Skip any image you find and restate the rest of the data word for word.
--- START ---
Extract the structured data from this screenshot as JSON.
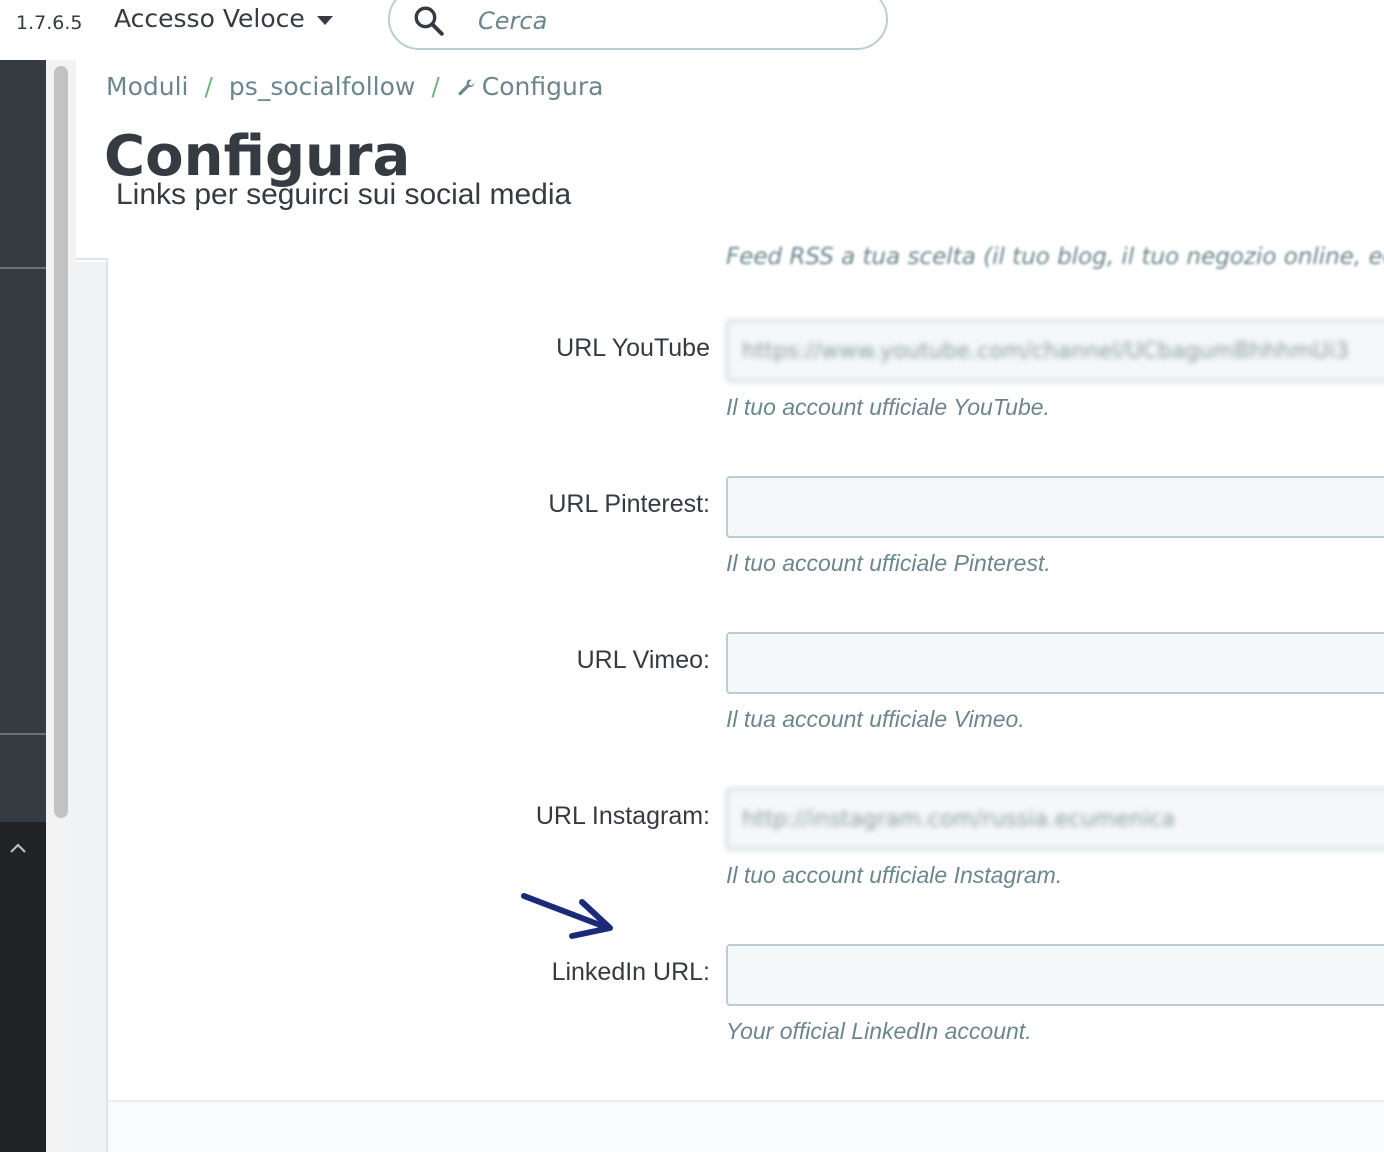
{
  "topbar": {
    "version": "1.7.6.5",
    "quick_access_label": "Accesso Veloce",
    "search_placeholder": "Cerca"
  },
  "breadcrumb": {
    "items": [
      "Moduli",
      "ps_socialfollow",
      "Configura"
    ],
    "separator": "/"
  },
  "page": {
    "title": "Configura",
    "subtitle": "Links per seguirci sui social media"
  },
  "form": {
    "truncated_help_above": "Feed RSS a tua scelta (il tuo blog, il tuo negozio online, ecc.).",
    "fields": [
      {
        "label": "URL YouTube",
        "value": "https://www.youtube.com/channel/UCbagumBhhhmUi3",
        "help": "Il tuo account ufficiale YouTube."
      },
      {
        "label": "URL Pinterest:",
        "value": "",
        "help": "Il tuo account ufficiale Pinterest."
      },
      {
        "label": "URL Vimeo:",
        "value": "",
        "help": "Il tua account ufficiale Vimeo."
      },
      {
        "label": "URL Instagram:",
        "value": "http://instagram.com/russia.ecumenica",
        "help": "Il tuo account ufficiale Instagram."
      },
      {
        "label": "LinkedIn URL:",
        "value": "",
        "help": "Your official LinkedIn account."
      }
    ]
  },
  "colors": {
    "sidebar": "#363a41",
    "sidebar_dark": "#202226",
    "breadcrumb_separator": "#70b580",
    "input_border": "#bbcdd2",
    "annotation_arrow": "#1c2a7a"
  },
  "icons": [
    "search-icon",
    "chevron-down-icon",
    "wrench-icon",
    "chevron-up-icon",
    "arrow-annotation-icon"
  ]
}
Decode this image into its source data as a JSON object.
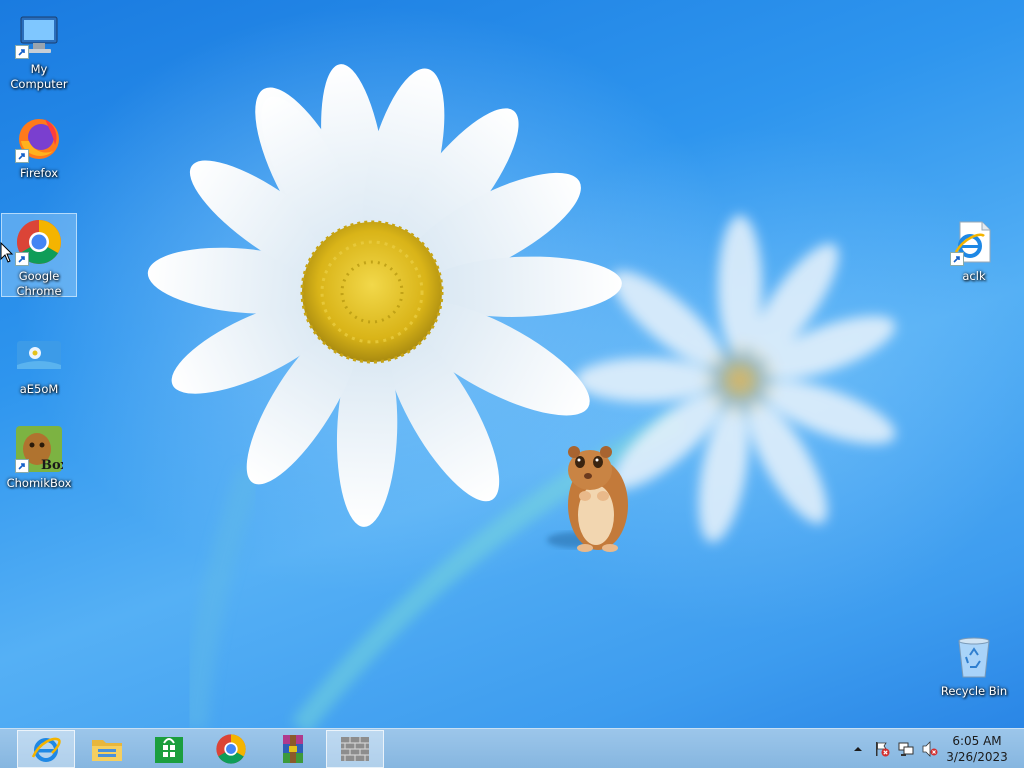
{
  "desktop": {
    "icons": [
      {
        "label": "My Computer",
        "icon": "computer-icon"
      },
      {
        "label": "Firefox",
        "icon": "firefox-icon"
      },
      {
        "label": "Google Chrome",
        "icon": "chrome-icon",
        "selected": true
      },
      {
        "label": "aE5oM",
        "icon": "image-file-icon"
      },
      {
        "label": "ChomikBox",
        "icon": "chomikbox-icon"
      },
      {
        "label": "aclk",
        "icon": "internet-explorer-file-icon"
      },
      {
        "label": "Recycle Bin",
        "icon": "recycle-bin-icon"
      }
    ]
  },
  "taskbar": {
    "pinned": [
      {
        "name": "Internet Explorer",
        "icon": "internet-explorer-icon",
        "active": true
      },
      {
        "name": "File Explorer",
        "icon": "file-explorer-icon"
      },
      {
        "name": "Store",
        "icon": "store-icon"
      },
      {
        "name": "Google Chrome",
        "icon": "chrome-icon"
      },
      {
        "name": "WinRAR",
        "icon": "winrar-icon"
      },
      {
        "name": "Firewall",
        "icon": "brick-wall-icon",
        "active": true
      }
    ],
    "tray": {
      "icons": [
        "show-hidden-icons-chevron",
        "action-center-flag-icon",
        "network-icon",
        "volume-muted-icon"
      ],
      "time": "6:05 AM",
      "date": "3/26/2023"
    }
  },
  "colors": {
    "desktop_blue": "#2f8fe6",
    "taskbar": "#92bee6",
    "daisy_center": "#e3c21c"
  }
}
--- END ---
_Answer to this problem:_
Extract the structured data from this screenshot as JSON.
{
  "topbar": {
    "version": "1.7.6.5",
    "quick_access_label": "Accesso Veloce",
    "search_placeholder": "Cerca"
  },
  "breadcrumb": {
    "items": [
      "Moduli",
      "ps_socialfollow",
      "Configura"
    ],
    "separator": "/"
  },
  "page": {
    "title": "Configura",
    "subtitle": "Links per seguirci sui social media"
  },
  "form": {
    "truncated_help_above": "Feed RSS a tua scelta (il tuo blog, il tuo negozio online, ecc.).",
    "fields": [
      {
        "label": "URL YouTube",
        "value": "https://www.youtube.com/channel/UCbagumBhhhmUi3",
        "help": "Il tuo account ufficiale YouTube."
      },
      {
        "label": "URL Pinterest:",
        "value": "",
        "help": "Il tuo account ufficiale Pinterest."
      },
      {
        "label": "URL Vimeo:",
        "value": "",
        "help": "Il tua account ufficiale Vimeo."
      },
      {
        "label": "URL Instagram:",
        "value": "http://instagram.com/russia.ecumenica",
        "help": "Il tuo account ufficiale Instagram."
      },
      {
        "label": "LinkedIn URL:",
        "value": "",
        "help": "Your official LinkedIn account."
      }
    ]
  },
  "colors": {
    "sidebar": "#363a41",
    "sidebar_dark": "#202226",
    "breadcrumb_separator": "#70b580",
    "input_border": "#bbcdd2",
    "annotation_arrow": "#1c2a7a"
  },
  "icons": [
    "search-icon",
    "chevron-down-icon",
    "wrench-icon",
    "chevron-up-icon",
    "arrow-annotation-icon"
  ]
}
Decode this image into its source data as a JSON object.
{
  "desktop": {
    "icons": [
      {
        "label": "My Computer",
        "icon": "computer-icon"
      },
      {
        "label": "Firefox",
        "icon": "firefox-icon"
      },
      {
        "label": "Google Chrome",
        "icon": "chrome-icon",
        "selected": true
      },
      {
        "label": "aE5oM",
        "icon": "image-file-icon"
      },
      {
        "label": "ChomikBox",
        "icon": "chomikbox-icon"
      },
      {
        "label": "aclk",
        "icon": "internet-explorer-file-icon"
      },
      {
        "label": "Recycle Bin",
        "icon": "recycle-bin-icon"
      }
    ]
  },
  "taskbar": {
    "pinned": [
      {
        "name": "Internet Explorer",
        "icon": "internet-explorer-icon",
        "active": true
      },
      {
        "name": "File Explorer",
        "icon": "file-explorer-icon"
      },
      {
        "name": "Store",
        "icon": "store-icon"
      },
      {
        "name": "Google Chrome",
        "icon": "chrome-icon"
      },
      {
        "name": "WinRAR",
        "icon": "winrar-icon"
      },
      {
        "name": "Firewall",
        "icon": "brick-wall-icon",
        "active": true
      }
    ],
    "tray": {
      "icons": [
        "show-hidden-icons-chevron",
        "action-center-flag-icon",
        "network-icon",
        "volume-muted-icon"
      ],
      "time": "6:05 AM",
      "date": "3/26/2023"
    }
  },
  "colors": {
    "desktop_blue": "#2f8fe6",
    "taskbar": "#92bee6",
    "daisy_center": "#e3c21c"
  }
}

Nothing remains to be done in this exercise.